good-naturedly said, "You need be in no such hurry now." (1) I took my host's advice, and drank some brandy, which I found an effectual cure for my headache. (2) When I rose, I went into Dr. Johnson's room, and taking up Mrs. M'Kinnon's Prayerbook, I opened it at the twentieth Sunday after Trinity, in the epistle for which I read, “ And be
(1) My ingenuously relating this occasional instance of intemperance has, I find, been made the subject both of serious criticism and ludicrous banter. With the banterers I shall not trouble myself, but I wonder that those who pretend to the appellation of serious critics should not have had sagacity enough to perceive that here, as in every other part of the present work, my principal object was to delineate Dr. Johnson's manners and character. In justice to him I would not omit an anecdote, which, though in some degree to my own disadvantage, exhibits in so strong a light the indulgence and good humour with which he could treat those excesses in his friends of which he highly disapproved. In some other instances, the critics have been equally wrong as to the true motive of my recording particulars, the objections to which I saw as clearly as they. But it would De an endless task for an author to point out upon every occasion the precise object he has in view.

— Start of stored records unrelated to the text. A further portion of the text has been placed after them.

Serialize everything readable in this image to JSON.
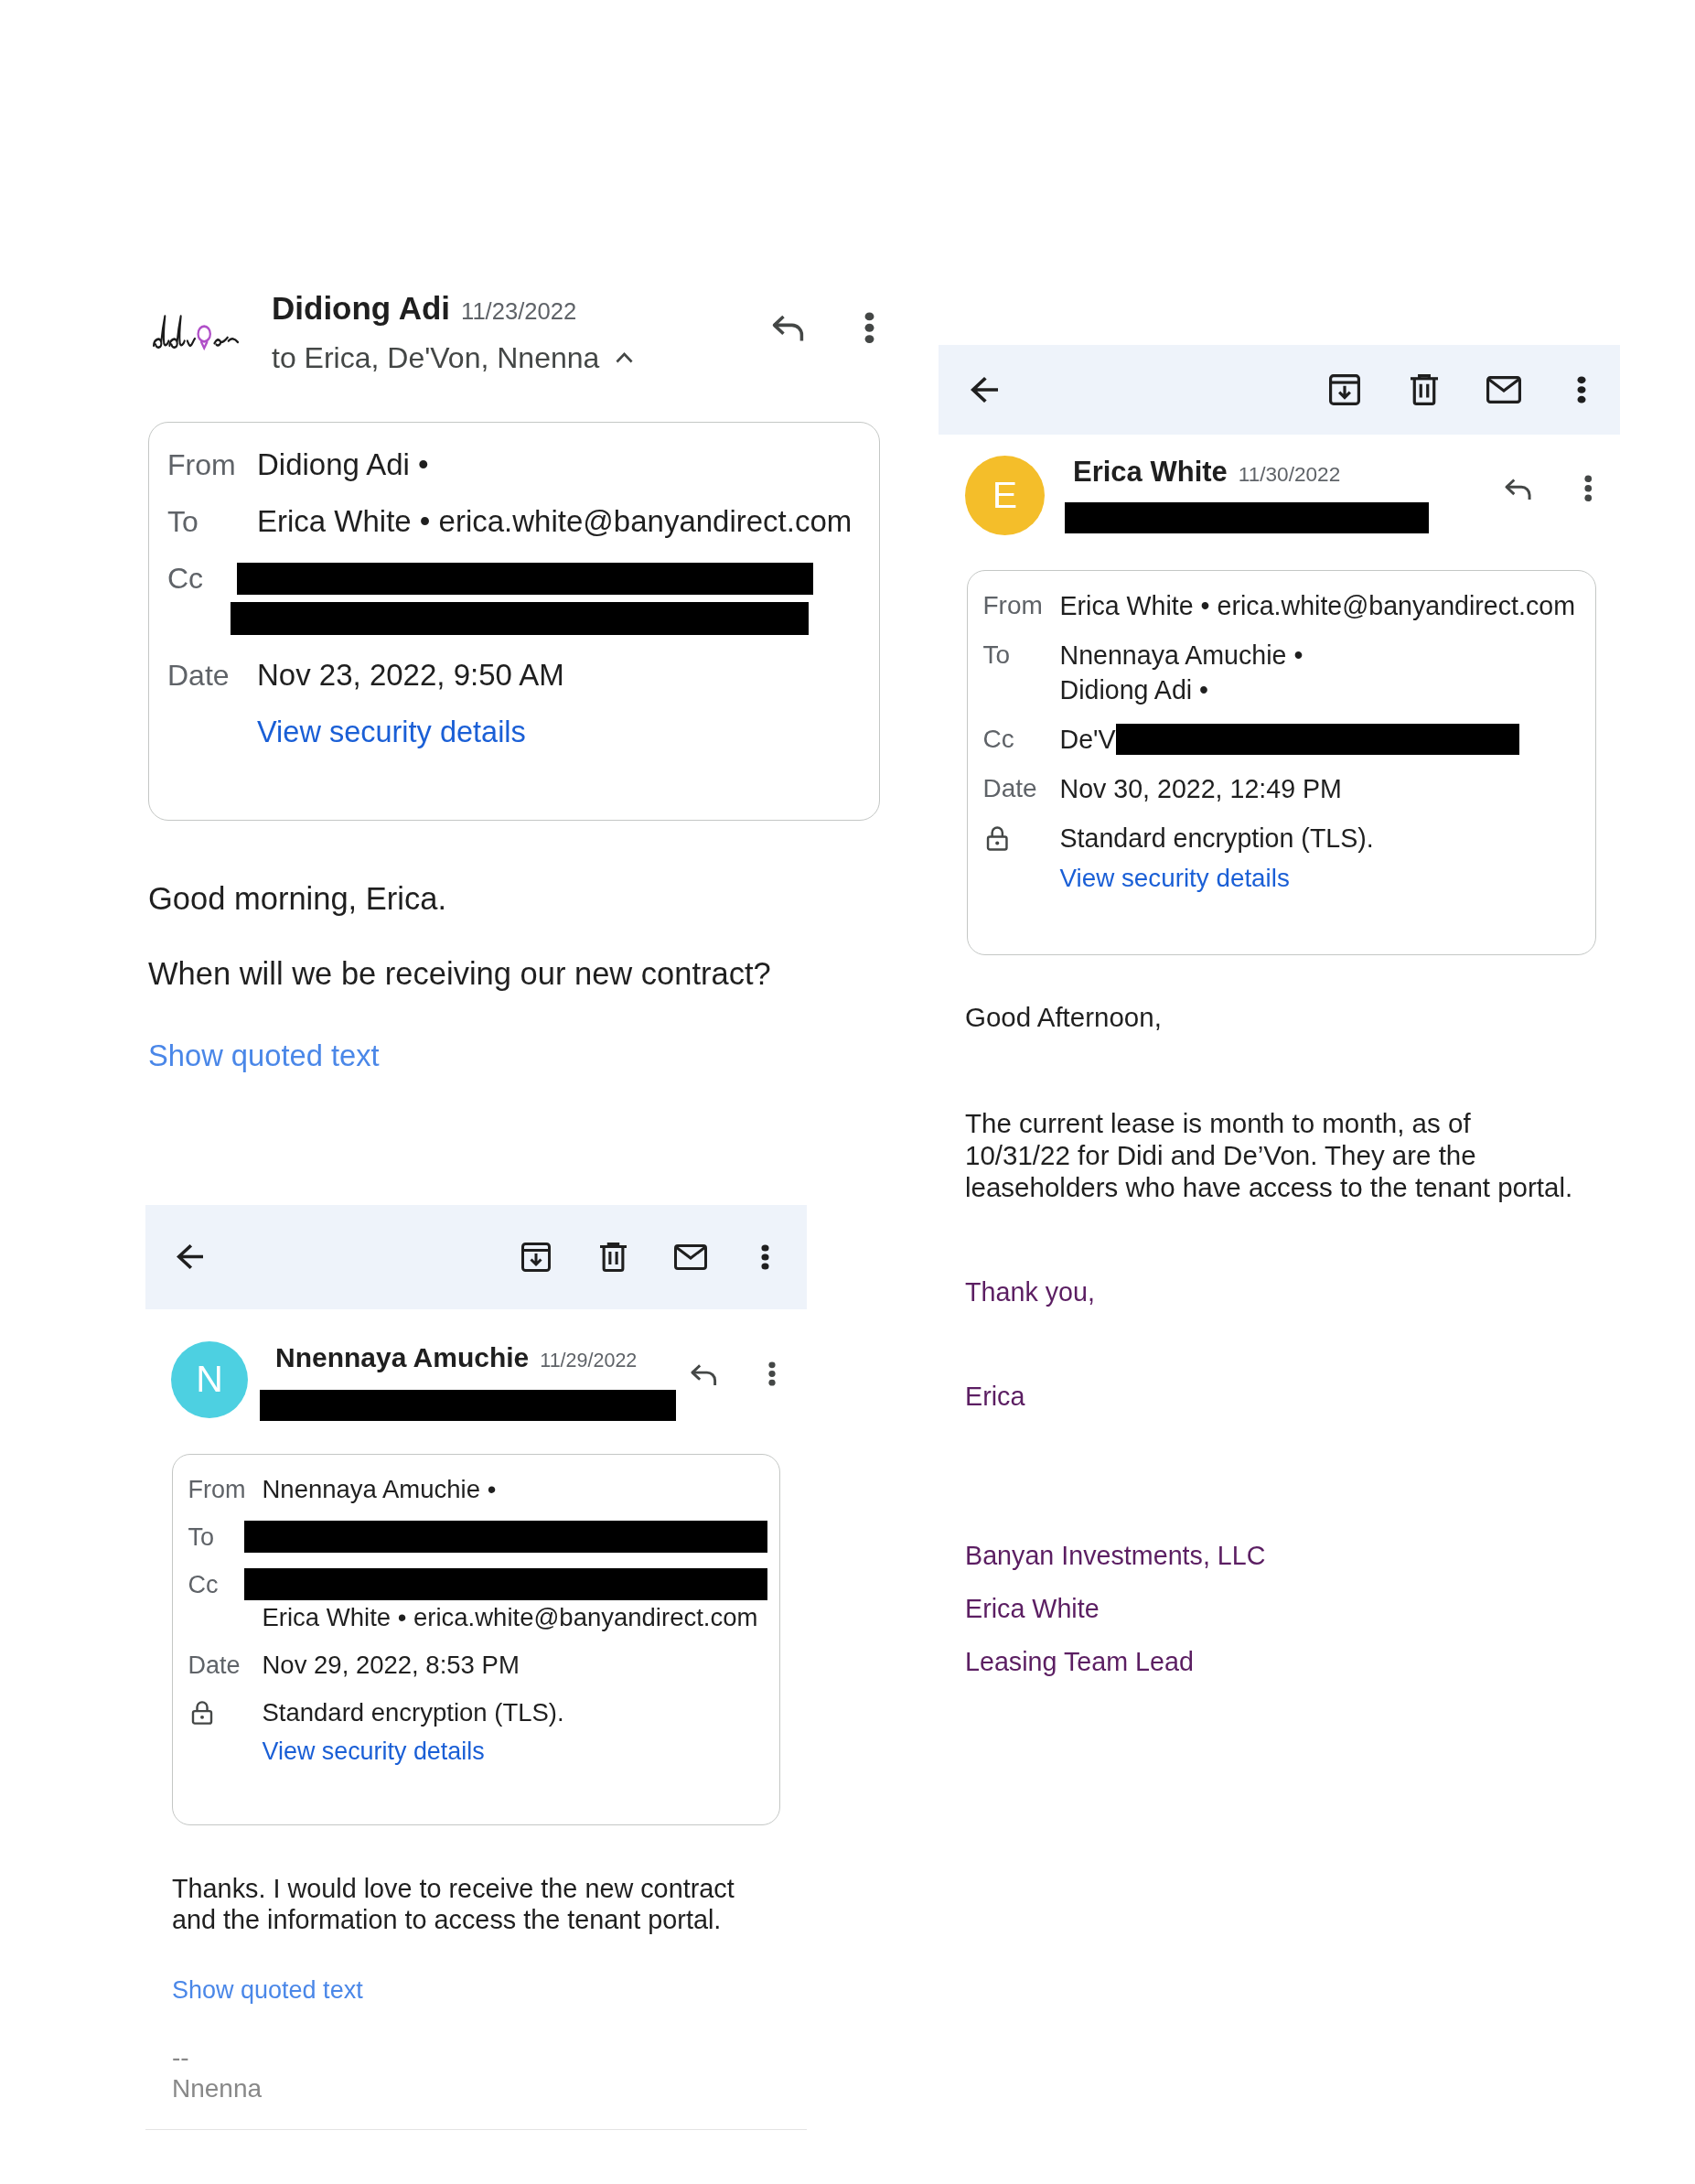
{
  "messages": [
    {
      "avatar": {
        "kind": "logo"
      },
      "sender": "Didiong Adi",
      "date": "11/23/2022",
      "recipients": {
        "text": "to Erica, De'Von, Nnenna",
        "redacted": false,
        "expanded": true
      },
      "details": {
        "rows": [
          {
            "label": "From",
            "lines": [
              {
                "text": "Didiong Adi •",
                "redacted": false
              }
            ]
          },
          {
            "label": "To",
            "lines": [
              {
                "text": "Erica White • erica.white@banyandirect.com",
                "redacted": false
              }
            ]
          },
          {
            "label": "Cc",
            "lines": [
              {
                "redacted": true
              },
              {
                "redacted": true
              }
            ]
          },
          {
            "label": "Date",
            "lines": [
              {
                "text": "Nov 23, 2022, 9:50 AM",
                "redacted": false
              }
            ]
          }
        ],
        "security": {
          "link": "View security details"
        }
      },
      "body": [
        {
          "kind": "text",
          "text": "Good morning, Erica."
        },
        {
          "kind": "text",
          "text": "When will we be receiving our new contract?"
        },
        {
          "kind": "link",
          "text": "Show quoted text"
        }
      ]
    },
    {
      "toolbar": true,
      "avatar": {
        "kind": "letter",
        "letter": "N",
        "color": "#4dd0e1"
      },
      "sender": "Nnennaya Amuchie",
      "date": "11/29/2022",
      "recipients": {
        "redacted": true
      },
      "details": {
        "rows": [
          {
            "label": "From",
            "lines": [
              {
                "text": "Nnennaya Amuchie •",
                "redacted": false
              }
            ]
          },
          {
            "label": "To",
            "lines": [
              {
                "redacted": true
              }
            ]
          },
          {
            "label": "Cc",
            "lines": [
              {
                "redacted": true
              },
              {
                "text": "Erica White • erica.white@banyandirect.com",
                "redacted": false
              }
            ]
          },
          {
            "label": "Date",
            "lines": [
              {
                "text": "Nov 29, 2022, 8:53 PM",
                "redacted": false
              }
            ]
          }
        ],
        "security": {
          "note": "Standard encryption (TLS).",
          "link": "View security details"
        }
      },
      "body": [
        {
          "kind": "text",
          "text": "Thanks. I would love to receive the new contract\nand the information to access the tenant portal."
        },
        {
          "kind": "link",
          "text": "Show quoted text"
        },
        {
          "kind": "signature",
          "text": "--"
        },
        {
          "kind": "signature",
          "text": "Nnenna"
        }
      ]
    },
    {
      "toolbar": true,
      "avatar": {
        "kind": "letter",
        "letter": "E",
        "color": "#f4be2a"
      },
      "sender": "Erica White",
      "date": "11/30/2022",
      "recipients": {
        "redacted": true
      },
      "details": {
        "rows": [
          {
            "label": "From",
            "lines": [
              {
                "text": "Erica White • erica.white@banyandirect.com",
                "redacted": false
              }
            ]
          },
          {
            "label": "To",
            "lines": [
              {
                "text": "Nnennaya Amuchie •",
                "redacted": false
              },
              {
                "text": "Didiong Adi •",
                "redacted": false
              }
            ]
          },
          {
            "label": "Cc",
            "lines": [
              {
                "text": "De'V",
                "redacted": true
              }
            ]
          },
          {
            "label": "Date",
            "lines": [
              {
                "text": "Nov 30, 2022, 12:49 PM",
                "redacted": false
              }
            ]
          }
        ],
        "security": {
          "note": "Standard encryption (TLS).",
          "link": "View security details"
        }
      },
      "body": [
        {
          "kind": "text",
          "text": "Good Afternoon,"
        },
        {
          "kind": "text",
          "text": "The current lease is month to month, as of\n10/31/22 for Didi and De’Von. They are the\nleaseholders who have access to the tenant portal."
        },
        {
          "kind": "closing",
          "text": "Thank you,"
        },
        {
          "kind": "closing",
          "text": "Erica"
        },
        {
          "kind": "closing",
          "text": "Banyan Investments, LLC"
        },
        {
          "kind": "closing",
          "text": "Erica White"
        },
        {
          "kind": "closing",
          "text": "Leasing Team Lead"
        }
      ]
    }
  ]
}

Contenting himself with the approbation of readers of discernment and taste, he ought not to complain that some are found who cannot or will not understand him.
(2) ["At Corrichatachin, in hoggism sunk,
I got with punch, alas! confounded drunk;
The Doctor, entering, called me 'drunken dog.'
And read in Dame M'Kinnon's book of prayer;
And read these words, Pray, be not drunk with wine:
Since drunkenness doth make a man a swine.'
Alas,' says I, the sinner that I am!'
And, having made my speech, I took a dram."-Bozzy and Piozzi.]
not drunk with wine, wherein there is excess." Some would have taken this as divine interposition.
Mrs. M'Kinnon told us at dinner, that old Kingsburgh, her father, was examined at Mugstot, by General Campbell (1), as to the particulars of the dress of the person who had come to his house in woman's clothes, along with Miss Flora Macdonald; as the general had received intelligence of that disguise. The particulars were taken down in writing, that it might be seen how far they agreed with the dress of the Irish girl who went with Miss Flora from the Long Island. Kingsburgh, she said, had but one song, which he always sung when he was merry over a glass. She dictated the words to me, which are foolish enough:
"Green sleeves and pudding pies,
"May our affairs abroad succeed,
And may our king come home with speed,
"To all our injured friends in need,
(1) General Campbell, it seems, was accompanied by Captain Fergussone, of the Furnace, part of whose share in this examination we have already seen, antè, p. 205.-C.
(2) "Green sleeves," however, is a song, a great deal older than the Revolution. "His disposition and words no more adhere and keep pace together, than the hundredth psalm and the tune of Green sleeves," says Mrs. Ford, in the Merry Wives of Windsor.-C.